As the second in the Hobbit trilogy is about to be released, The Hobbit: An Unexpected Journey (Extended Edition). Director Peter Jackson returns to J.R.R. Tolkien’s Middle Earth for this “Lord of the Rings” prequel, the adventure of young Bilbo Baggins, the hobbit we meet in the LoTR trilogy as the middle-aged uncle of the heroic Frodo. We see many familiar faces, especially Ian McKellan as the wizard Gandalf, the sepulchral Christopher Lee as Saruman, Cate Blanchett as the ethereal Galandriel, Hugo Weaving as the regally gracious Elrond, and Andy Serkis plus CGI as Gollum, and the now-familiar but still marvelously eye-filling New Zealand locations.What is most different here is that Jackson has doubled the frames-per-second for a new hyper-clarity. The 24 frames per second standard that has been in effect since the beginning of the sound era has been upped to 48, giving the film a depth of detail that is so fresh it can be a little unsettling. We subconsciously associate the quality of light and focus with the video used for news programs and lower-budget sitcoms (think of the difference between the indoor and outdoor scenes in the old “Monty Python” episodes), so it can take a while to get used to it in a richly imagined fantasy, especially when close-ups reveal the pores of a character’s skin like a magnifying mirror at a department store makeup counter and the quality of light seems chillier and more sterile. We get so much visual information that it takes a while to re-calibrate our ability to separate the meaningful from the superfluous.
It does not help that Jackson himself seems to miss the forest of the story for the literal trees. Blowing out the shortest and most accessible of the books to a projected trilogy of nearly nine hours suggests that Jackson has fallen so in love with the project that he has lost touch with what it feels like not to be completely obsessed with it. Of course, he is enabled by the intensity of the fans, who are famously dedicated to every leaf, twig, and Elvish declension. But he seems to have lost track of the thread of the story and dulled his sense of how to communicate with those who are not as deeply involved with the story as he is. He glosses over the important discussion of Bilbo’s two competing heritages, one open to adventure, one devoted to home and hearth, which makes it hard to understand why he changes his mind about accepting Gandalf’s challenge. Since it is a prequel, we are all familiar with the destructive power of the One Ring to Rule Them All, which makes it confusing when we see it 60 years earlier as a simple and benign invisibility ring. Meanwhile, it takes all of 40 minutes before Bilbo leaves his house as what should have been a 10-minute scene about the unexpected arrival of a bunch of rowdy dwarves is expanded to include two different musical numbers. And yet, it still does not give us enough of a sense of who the individual dwarves are.
The action scenes are filled with vitality and dynamically staged, but the film assumes a commitment and understanding on our part that it has not earned. In a story about a quest of honor, that is an unexpected disappointment.
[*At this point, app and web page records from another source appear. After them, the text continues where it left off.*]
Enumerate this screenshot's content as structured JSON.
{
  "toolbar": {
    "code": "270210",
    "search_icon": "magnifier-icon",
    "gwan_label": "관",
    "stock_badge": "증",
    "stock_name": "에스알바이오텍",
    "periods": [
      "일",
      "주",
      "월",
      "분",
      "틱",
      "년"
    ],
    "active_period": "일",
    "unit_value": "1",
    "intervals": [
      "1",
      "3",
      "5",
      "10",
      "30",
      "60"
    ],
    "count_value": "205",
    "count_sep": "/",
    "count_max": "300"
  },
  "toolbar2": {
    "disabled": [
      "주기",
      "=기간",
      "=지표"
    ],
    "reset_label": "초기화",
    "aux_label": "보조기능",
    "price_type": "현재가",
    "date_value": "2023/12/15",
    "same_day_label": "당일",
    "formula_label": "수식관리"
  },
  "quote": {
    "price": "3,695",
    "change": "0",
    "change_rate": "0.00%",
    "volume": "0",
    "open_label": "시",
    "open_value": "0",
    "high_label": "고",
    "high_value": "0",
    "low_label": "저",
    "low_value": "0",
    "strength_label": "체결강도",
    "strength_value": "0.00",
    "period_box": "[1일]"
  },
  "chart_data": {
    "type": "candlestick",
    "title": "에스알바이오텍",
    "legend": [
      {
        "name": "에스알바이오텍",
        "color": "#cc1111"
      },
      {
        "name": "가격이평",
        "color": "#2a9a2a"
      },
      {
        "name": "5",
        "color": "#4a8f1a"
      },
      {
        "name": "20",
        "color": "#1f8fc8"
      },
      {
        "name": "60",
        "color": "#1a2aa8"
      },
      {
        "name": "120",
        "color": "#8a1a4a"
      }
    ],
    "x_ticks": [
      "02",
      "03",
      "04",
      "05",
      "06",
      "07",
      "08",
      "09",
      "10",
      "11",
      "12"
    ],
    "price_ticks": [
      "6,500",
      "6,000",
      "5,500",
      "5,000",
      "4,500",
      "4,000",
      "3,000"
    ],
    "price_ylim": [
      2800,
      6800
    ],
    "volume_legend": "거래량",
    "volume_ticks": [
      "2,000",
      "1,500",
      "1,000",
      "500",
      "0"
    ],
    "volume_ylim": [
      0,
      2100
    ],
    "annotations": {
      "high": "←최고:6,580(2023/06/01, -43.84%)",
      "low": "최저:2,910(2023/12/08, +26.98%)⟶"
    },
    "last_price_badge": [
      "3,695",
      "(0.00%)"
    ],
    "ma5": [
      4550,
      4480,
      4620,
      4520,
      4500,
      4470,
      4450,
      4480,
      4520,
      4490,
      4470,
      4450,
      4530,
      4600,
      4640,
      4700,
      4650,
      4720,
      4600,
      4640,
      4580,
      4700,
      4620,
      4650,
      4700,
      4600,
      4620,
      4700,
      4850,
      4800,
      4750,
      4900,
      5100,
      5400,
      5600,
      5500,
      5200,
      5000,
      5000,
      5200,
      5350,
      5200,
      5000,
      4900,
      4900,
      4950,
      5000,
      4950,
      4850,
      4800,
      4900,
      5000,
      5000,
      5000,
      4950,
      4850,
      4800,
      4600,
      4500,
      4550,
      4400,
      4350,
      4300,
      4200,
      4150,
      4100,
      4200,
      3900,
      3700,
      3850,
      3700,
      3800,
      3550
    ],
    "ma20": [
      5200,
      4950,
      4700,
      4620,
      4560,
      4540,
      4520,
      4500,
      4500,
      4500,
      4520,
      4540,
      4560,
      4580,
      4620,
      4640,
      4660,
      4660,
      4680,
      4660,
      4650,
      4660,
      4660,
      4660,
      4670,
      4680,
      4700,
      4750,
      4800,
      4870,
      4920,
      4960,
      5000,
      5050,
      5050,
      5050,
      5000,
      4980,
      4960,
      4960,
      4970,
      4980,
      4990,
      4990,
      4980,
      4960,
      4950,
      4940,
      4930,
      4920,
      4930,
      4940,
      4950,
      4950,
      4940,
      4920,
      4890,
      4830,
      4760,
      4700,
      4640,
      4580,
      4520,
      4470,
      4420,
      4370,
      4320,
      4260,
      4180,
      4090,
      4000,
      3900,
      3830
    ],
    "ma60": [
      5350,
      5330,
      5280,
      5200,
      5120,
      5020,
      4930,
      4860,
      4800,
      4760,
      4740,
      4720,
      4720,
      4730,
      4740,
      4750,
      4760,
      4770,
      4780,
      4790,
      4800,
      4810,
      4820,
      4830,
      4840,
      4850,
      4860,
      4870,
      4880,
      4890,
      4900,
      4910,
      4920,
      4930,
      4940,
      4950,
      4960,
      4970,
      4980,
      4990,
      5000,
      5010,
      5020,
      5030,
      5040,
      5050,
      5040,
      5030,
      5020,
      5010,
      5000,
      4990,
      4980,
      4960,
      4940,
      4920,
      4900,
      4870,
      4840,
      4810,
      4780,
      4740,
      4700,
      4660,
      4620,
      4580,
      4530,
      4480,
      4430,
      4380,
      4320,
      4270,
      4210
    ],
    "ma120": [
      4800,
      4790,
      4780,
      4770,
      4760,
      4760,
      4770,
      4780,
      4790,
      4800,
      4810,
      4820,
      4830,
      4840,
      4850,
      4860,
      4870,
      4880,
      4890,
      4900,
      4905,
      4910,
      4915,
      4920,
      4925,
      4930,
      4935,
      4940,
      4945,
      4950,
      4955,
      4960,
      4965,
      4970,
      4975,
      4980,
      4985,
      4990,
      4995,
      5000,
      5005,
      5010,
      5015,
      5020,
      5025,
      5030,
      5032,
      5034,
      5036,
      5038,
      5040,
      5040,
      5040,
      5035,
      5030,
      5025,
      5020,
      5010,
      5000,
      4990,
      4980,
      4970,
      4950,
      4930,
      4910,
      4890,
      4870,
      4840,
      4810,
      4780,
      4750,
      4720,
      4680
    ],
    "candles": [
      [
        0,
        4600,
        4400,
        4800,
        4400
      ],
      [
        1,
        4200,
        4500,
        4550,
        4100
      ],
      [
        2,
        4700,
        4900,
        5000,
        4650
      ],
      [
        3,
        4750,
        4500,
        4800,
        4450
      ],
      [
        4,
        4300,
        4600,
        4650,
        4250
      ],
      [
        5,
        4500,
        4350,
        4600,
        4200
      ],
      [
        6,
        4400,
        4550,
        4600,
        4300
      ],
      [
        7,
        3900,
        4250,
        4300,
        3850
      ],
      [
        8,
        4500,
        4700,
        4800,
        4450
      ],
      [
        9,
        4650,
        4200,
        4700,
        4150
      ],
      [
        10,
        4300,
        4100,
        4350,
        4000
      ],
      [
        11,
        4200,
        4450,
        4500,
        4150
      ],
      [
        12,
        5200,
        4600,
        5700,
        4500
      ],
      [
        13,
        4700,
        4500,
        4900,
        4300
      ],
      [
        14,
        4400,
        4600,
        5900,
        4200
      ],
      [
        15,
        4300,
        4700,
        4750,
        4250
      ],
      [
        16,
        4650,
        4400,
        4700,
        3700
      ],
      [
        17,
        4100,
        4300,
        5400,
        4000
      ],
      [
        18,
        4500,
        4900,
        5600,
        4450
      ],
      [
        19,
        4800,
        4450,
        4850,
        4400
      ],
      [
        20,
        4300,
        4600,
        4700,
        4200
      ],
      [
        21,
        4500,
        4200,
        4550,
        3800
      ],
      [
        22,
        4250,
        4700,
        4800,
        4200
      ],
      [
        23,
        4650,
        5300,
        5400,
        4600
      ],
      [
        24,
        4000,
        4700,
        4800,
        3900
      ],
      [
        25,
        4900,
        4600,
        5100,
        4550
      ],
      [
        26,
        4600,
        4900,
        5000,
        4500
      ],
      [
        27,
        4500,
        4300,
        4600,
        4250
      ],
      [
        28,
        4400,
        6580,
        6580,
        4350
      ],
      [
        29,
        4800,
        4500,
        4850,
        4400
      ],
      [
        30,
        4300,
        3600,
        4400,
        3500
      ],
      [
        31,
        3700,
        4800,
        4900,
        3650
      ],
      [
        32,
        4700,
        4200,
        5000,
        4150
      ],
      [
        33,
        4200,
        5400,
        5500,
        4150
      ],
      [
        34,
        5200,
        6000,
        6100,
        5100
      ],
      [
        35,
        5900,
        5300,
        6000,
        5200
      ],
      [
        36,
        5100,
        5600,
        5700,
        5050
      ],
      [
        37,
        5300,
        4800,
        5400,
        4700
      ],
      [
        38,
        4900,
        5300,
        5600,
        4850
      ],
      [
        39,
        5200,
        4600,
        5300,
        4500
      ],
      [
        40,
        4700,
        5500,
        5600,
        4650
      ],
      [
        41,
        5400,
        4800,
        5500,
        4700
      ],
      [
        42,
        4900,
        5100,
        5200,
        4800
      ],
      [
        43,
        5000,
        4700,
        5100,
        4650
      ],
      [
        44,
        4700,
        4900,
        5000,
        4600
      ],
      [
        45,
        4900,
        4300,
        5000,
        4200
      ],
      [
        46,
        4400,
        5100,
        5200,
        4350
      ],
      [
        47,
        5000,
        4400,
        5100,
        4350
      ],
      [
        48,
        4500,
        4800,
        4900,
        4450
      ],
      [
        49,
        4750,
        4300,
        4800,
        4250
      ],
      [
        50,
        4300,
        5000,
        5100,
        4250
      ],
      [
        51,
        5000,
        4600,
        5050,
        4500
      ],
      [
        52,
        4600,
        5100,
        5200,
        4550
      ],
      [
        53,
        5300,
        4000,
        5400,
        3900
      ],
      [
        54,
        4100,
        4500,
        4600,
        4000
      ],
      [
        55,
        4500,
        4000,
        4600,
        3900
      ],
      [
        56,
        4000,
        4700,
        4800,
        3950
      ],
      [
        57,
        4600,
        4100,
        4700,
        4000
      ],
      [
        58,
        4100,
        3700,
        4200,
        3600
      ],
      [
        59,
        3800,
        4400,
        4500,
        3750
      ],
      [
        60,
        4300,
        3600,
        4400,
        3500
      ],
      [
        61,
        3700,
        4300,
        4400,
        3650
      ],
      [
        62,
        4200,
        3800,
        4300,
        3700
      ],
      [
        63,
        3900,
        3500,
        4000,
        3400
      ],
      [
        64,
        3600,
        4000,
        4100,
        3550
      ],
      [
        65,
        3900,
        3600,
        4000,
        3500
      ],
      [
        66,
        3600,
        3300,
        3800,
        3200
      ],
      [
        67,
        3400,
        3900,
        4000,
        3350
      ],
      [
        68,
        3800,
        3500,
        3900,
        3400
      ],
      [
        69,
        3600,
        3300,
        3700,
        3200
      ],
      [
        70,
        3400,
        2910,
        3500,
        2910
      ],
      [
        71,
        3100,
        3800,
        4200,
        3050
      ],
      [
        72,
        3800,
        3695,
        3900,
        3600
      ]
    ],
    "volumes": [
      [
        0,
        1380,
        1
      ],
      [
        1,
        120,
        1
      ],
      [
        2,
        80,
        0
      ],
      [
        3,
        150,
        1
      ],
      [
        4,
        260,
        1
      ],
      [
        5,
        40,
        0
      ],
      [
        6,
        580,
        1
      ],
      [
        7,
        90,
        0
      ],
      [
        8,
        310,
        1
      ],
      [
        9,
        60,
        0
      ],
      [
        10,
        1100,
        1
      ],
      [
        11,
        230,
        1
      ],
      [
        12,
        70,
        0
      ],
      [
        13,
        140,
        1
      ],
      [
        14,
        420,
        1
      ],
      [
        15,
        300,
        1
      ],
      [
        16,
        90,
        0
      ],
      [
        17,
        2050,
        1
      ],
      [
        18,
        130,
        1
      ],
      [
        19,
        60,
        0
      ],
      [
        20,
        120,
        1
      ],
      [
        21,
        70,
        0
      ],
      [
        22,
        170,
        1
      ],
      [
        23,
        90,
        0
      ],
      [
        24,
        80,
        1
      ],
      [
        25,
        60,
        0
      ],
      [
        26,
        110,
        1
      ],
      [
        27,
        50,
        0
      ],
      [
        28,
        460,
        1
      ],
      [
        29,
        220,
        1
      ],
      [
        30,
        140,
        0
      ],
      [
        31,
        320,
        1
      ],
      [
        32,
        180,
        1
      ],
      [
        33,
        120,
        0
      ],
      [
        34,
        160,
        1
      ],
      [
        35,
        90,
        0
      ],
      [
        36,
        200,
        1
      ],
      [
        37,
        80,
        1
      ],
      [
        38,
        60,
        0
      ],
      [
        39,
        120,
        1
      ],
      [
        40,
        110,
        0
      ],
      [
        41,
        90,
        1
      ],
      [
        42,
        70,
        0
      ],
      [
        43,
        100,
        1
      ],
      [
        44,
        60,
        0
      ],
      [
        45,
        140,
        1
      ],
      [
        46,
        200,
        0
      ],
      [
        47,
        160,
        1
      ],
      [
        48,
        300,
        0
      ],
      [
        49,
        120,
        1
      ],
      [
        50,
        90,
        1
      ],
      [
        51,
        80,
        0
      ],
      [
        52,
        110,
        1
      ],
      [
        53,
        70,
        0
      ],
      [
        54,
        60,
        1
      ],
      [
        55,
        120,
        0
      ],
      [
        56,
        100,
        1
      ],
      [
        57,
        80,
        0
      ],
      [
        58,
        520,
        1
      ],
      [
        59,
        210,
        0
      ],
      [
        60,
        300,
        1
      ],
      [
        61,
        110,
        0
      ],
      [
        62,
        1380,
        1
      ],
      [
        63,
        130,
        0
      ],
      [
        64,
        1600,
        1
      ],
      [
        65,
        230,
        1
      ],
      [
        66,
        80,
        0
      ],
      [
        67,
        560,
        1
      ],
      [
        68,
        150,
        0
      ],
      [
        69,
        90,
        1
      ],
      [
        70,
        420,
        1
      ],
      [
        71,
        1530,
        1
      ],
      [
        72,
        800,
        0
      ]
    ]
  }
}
Parents should know that this film includes many battle sequences and scenes of peril, scary monsters, characters injured and killed, some disturbing images, smoking, drinking, and some potty humor.
Family discussion: Why did Bilbo decide to join the adventure? Why did Gandalf pick him? Why didn’t Gandalf use his powers to help the dwarves sooner?
If you like this, try: The book by J.R.R. Tolkien and the “Lord of the Rings” films